** Supplied information follows **

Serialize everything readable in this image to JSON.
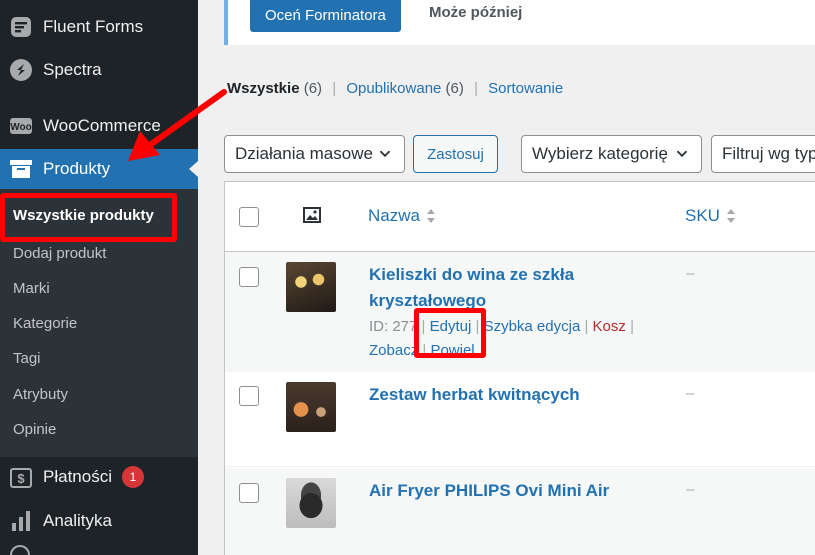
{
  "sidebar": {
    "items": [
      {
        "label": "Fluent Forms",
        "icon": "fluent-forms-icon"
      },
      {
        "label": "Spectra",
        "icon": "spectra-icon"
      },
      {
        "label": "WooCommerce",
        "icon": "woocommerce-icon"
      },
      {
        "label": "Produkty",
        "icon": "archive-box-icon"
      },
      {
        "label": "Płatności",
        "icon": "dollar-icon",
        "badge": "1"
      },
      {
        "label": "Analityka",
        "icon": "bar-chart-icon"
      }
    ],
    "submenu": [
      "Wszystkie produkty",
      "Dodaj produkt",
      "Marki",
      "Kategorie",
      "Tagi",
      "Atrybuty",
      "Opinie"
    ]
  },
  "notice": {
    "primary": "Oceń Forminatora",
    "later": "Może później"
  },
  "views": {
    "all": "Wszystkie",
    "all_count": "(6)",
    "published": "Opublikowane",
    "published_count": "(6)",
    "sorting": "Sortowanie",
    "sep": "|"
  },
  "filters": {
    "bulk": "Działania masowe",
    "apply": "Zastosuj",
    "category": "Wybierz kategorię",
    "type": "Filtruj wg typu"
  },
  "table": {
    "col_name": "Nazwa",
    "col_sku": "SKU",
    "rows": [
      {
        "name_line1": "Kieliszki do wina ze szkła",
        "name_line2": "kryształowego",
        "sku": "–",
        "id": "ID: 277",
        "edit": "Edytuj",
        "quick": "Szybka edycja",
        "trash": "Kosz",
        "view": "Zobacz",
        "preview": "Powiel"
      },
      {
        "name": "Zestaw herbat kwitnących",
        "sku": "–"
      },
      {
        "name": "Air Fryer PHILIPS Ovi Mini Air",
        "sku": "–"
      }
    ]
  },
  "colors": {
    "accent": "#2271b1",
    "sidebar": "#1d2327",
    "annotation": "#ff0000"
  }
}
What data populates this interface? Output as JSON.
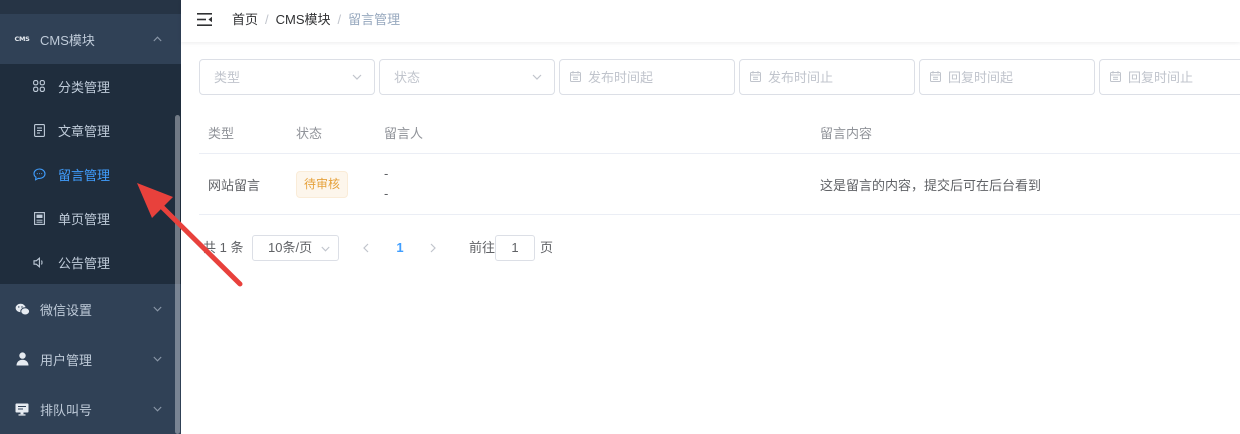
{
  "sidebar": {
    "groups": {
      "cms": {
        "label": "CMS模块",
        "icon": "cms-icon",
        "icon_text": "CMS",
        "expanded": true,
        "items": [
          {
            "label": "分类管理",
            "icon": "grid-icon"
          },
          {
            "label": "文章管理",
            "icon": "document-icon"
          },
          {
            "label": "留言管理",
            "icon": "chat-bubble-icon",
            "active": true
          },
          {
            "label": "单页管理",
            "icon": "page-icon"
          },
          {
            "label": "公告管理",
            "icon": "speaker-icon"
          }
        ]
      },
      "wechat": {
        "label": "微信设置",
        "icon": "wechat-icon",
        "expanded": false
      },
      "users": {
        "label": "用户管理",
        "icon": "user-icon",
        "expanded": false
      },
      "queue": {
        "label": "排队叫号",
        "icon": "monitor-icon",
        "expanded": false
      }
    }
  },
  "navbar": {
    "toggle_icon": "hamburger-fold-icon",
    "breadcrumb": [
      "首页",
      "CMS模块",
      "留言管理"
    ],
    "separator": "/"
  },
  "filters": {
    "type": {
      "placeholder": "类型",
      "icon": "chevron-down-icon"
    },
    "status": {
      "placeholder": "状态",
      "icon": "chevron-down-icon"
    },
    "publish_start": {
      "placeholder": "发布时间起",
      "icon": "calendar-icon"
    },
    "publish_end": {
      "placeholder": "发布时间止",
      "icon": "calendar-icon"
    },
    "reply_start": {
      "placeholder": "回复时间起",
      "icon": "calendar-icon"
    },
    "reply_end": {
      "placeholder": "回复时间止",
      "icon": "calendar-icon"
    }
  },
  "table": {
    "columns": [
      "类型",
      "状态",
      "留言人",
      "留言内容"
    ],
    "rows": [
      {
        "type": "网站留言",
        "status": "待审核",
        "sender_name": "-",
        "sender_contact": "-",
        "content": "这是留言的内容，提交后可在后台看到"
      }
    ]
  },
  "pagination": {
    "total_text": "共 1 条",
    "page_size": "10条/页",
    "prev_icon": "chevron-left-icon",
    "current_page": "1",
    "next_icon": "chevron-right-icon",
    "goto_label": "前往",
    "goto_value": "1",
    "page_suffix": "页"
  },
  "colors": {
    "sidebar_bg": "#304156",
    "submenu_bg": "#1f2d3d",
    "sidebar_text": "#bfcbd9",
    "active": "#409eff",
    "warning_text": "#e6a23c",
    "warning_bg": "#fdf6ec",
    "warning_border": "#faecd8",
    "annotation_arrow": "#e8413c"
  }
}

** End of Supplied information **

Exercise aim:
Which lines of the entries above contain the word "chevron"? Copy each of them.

Your response:
      "icon": "chevron-down-icon"
      "icon": "chevron-down-icon"
    "prev_icon": "chevron-left-icon",
    "next_icon": "chevron-right-icon",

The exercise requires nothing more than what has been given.